Interface dataset entries:
-*-

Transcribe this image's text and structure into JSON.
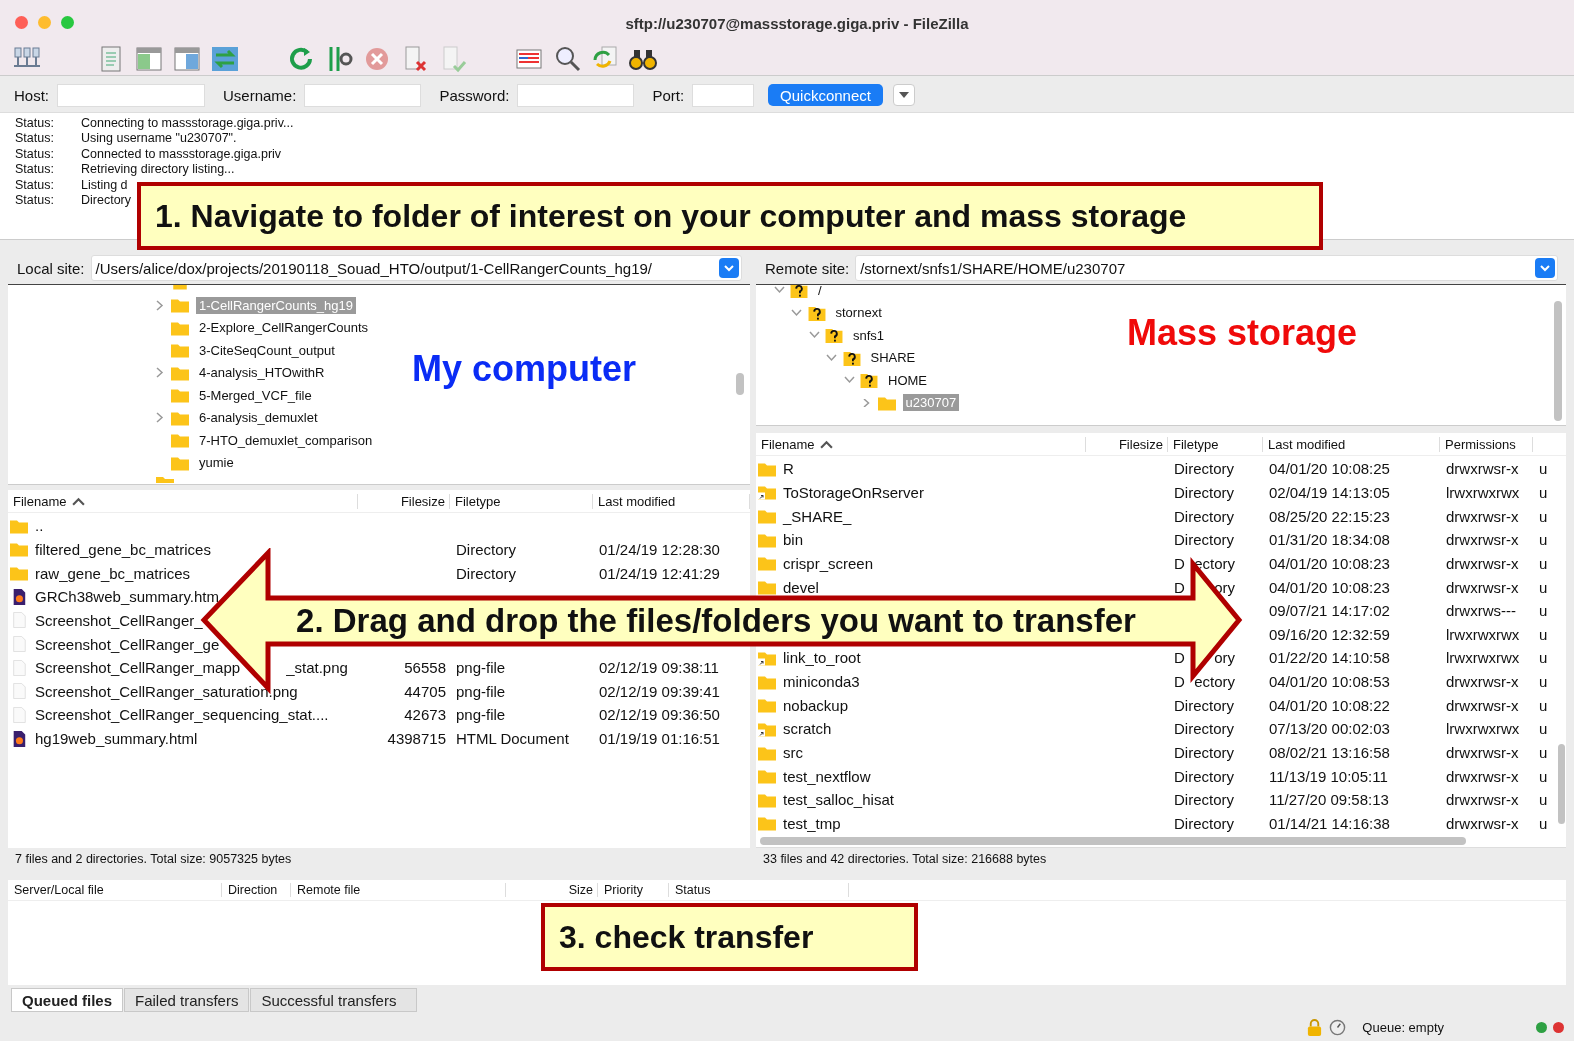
{
  "window": {
    "title": "sftp://u230707@massstorage.giga.priv - FileZilla"
  },
  "quickconnect": {
    "host_label": "Host:",
    "username_label": "Username:",
    "password_label": "Password:",
    "port_label": "Port:",
    "button": "Quickconnect"
  },
  "message_log": [
    {
      "label": "Status:",
      "text": "Connecting to massstorage.giga.priv..."
    },
    {
      "label": "Status:",
      "text": "Using username \"u230707\"."
    },
    {
      "label": "Status:",
      "text": "Connected to massstorage.giga.priv"
    },
    {
      "label": "Status:",
      "text": "Retrieving directory listing..."
    },
    {
      "label": "Status:",
      "text": "Listing d"
    },
    {
      "label": "Status:",
      "text": "Directory"
    }
  ],
  "local": {
    "site_label": "Local site:",
    "path": "/Users/alice/dox/projects/20190118_Souad_HTO/output/1-CellRangerCounts_hg19/",
    "tree": [
      {
        "label": "1-CellRangerCounts_hg19",
        "has_children": true,
        "selected": true
      },
      {
        "label": "2-Explore_CellRangerCounts",
        "has_children": false,
        "selected": false
      },
      {
        "label": "3-CiteSeqCount_output",
        "has_children": false,
        "selected": false
      },
      {
        "label": "4-analysis_HTOwithR",
        "has_children": true,
        "selected": false
      },
      {
        "label": "5-Merged_VCF_file",
        "has_children": false,
        "selected": false
      },
      {
        "label": "6-analysis_demuxlet",
        "has_children": true,
        "selected": false
      },
      {
        "label": "7-HTO_demuxlet_comparison",
        "has_children": false,
        "selected": false
      },
      {
        "label": "yumie",
        "has_children": false,
        "selected": false
      }
    ],
    "columns": [
      "Filename",
      "Filesize",
      "Filetype",
      "Last modified"
    ],
    "files": [
      {
        "kind": "folder",
        "name": ".."
      },
      {
        "kind": "folder",
        "name": "filtered_gene_bc_matrices",
        "type": "Directory",
        "modified": "01/24/19 12:28:30"
      },
      {
        "kind": "folder",
        "name": "raw_gene_bc_matrices",
        "type": "Directory",
        "modified": "01/24/19 12:41:29"
      },
      {
        "kind": "html",
        "name": "GRCh38web_summary.htm"
      },
      {
        "kind": "image",
        "name": "Screenshot_CellRanger_"
      },
      {
        "kind": "image",
        "name": "Screenshot_CellRanger_ge"
      },
      {
        "kind": "image",
        "name": "Screenshot_CellRanger_mapp",
        "name_end": "_stat.png",
        "size": "56558",
        "type": "png-file",
        "modified": "02/12/19 09:38:11"
      },
      {
        "kind": "image",
        "name": "Screenshot_CellRanger_saturation.png",
        "size": "44705",
        "type": "png-file",
        "modified": "02/12/19 09:39:41"
      },
      {
        "kind": "image",
        "name": "Screenshot_CellRanger_sequencing_stat....",
        "size": "42673",
        "type": "png-file",
        "modified": "02/12/19 09:36:50"
      },
      {
        "kind": "html",
        "name": "hg19web_summary.html",
        "size": "4398715",
        "type": "HTML Document",
        "modified": "01/19/19 01:16:51"
      }
    ],
    "status": "7 files and 2 directories. Total size: 9057325 bytes"
  },
  "remote": {
    "site_label": "Remote site:",
    "path": "/stornext/snfs1/SHARE/HOME/u230707",
    "tree": [
      {
        "label": "/",
        "expanded": true,
        "selected": false,
        "children": [
          {
            "label": "stornext",
            "expanded": true,
            "selected": false,
            "children": [
              {
                "label": "snfs1",
                "expanded": true,
                "selected": false,
                "children": [
                  {
                    "label": "SHARE",
                    "expanded": true,
                    "selected": false,
                    "children": [
                      {
                        "label": "HOME",
                        "expanded": true,
                        "selected": false,
                        "children": [
                          {
                            "label": "u230707",
                            "expanded": false,
                            "selected": true,
                            "kind": "folder"
                          }
                        ]
                      }
                    ]
                  }
                ]
              }
            ]
          }
        ]
      }
    ],
    "columns": [
      "Filename",
      "Filesize",
      "Filetype",
      "Last modified",
      "Permissions"
    ],
    "files": [
      {
        "kind": "folder",
        "name": "R",
        "type": "Directory",
        "modified": "04/01/20 10:08:25",
        "permissions": "drwxrwsr-x",
        "column_6": "u"
      },
      {
        "kind": "link",
        "name": "ToStorageOnRserver",
        "type": "Directory",
        "modified": "02/04/19 14:13:05",
        "permissions": "lrwxrwxrwx",
        "column_6": "u"
      },
      {
        "kind": "folder",
        "name": "_SHARE_",
        "type": "Directory",
        "modified": "08/25/20 22:15:23",
        "permissions": "drwxrwsr-x",
        "column_6": "u"
      },
      {
        "kind": "folder",
        "name": "bin",
        "type": "Directory",
        "modified": "01/31/20 18:34:08",
        "permissions": "drwxrwsr-x",
        "column_6": "u"
      },
      {
        "kind": "folder",
        "name": "crispr_screen",
        "type_parts": [
          "D",
          "ectory"
        ],
        "modified": "04/01/20 10:08:23",
        "permissions": "drwxrwsr-x",
        "column_6": "u"
      },
      {
        "kind": "folder",
        "name": "devel",
        "type_parts": [
          "D",
          "ory"
        ],
        "modified": "04/01/20 10:08:23",
        "permissions": "drwxrwsr-x",
        "column_6": "u"
      },
      {
        "modified": "09/07/21 14:17:02",
        "permissions": "drwxrws---",
        "column_6": "u"
      },
      {
        "modified": "09/16/20 12:32:59",
        "permissions": "lrwxrwxrwx",
        "column_6": "u"
      },
      {
        "kind": "link",
        "name": "link_to_root",
        "type_parts": [
          "D",
          "ory"
        ],
        "modified": "01/22/20 14:10:58",
        "permissions": "lrwxrwxrwx",
        "column_6": "u"
      },
      {
        "kind": "folder",
        "name": "miniconda3",
        "type_parts": [
          "D",
          "ectory"
        ],
        "modified": "04/01/20 10:08:53",
        "permissions": "drwxrwsr-x",
        "column_6": "u"
      },
      {
        "kind": "folder",
        "name": "nobackup",
        "type": "Directory",
        "modified": "04/01/20 10:08:22",
        "permissions": "drwxrwsr-x",
        "column_6": "u"
      },
      {
        "kind": "link",
        "name": "scratch",
        "type": "Directory",
        "modified": "07/13/20 00:02:03",
        "permissions": "lrwxrwxrwx",
        "column_6": "u"
      },
      {
        "kind": "folder",
        "name": "src",
        "type": "Directory",
        "modified": "08/02/21 13:16:58",
        "permissions": "drwxrwsr-x",
        "column_6": "u"
      },
      {
        "kind": "folder",
        "name": "test_nextflow",
        "type": "Directory",
        "modified": "11/13/19 10:05:11",
        "permissions": "drwxrwsr-x",
        "column_6": "u"
      },
      {
        "kind": "folder",
        "name": "test_salloc_hisat",
        "type": "Directory",
        "modified": "11/27/20 09:58:13",
        "permissions": "drwxrwsr-x",
        "column_6": "u"
      },
      {
        "kind": "folder",
        "name": "test_tmp",
        "type": "Directory",
        "modified": "01/14/21 14:16:38",
        "permissions": "drwxrwsr-x",
        "column_6": "u"
      }
    ],
    "status": "33 files and 42 directories. Total size: 216688 bytes"
  },
  "queue": {
    "columns": [
      "Server/Local file",
      "Direction",
      "Remote file",
      "Size",
      "Priority",
      "Status"
    ],
    "tabs": [
      {
        "label": "Queued files",
        "selected": true
      },
      {
        "label": "Failed transfers",
        "selected": false
      },
      {
        "label": "Successful transfers",
        "selected": false
      }
    ],
    "status": "Queue: empty"
  },
  "annotations": [
    {
      "kind": "box",
      "text": "1. Navigate to folder of interest on your computer and mass storage"
    },
    {
      "kind": "arrow",
      "text": "2. Drag and drop the files/folders you want to transfer"
    },
    {
      "kind": "box",
      "text": "3. check transfer"
    },
    {
      "kind": "label",
      "text": "My computer",
      "color": "#0a2cf5"
    },
    {
      "kind": "label",
      "text": "Mass storage",
      "color": "#f00a0a"
    }
  ]
}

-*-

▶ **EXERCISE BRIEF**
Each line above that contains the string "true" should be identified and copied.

▶ **ANSWER TO THE PROBLEM**
        "has_children": true,
        "selected": true
        "has_children": true,
        "has_children": true,
        "expanded": true,
            "expanded": true,
                "expanded": true,
                    "expanded": true,
                        "expanded": true,
                            "selected": true,
        "selected": true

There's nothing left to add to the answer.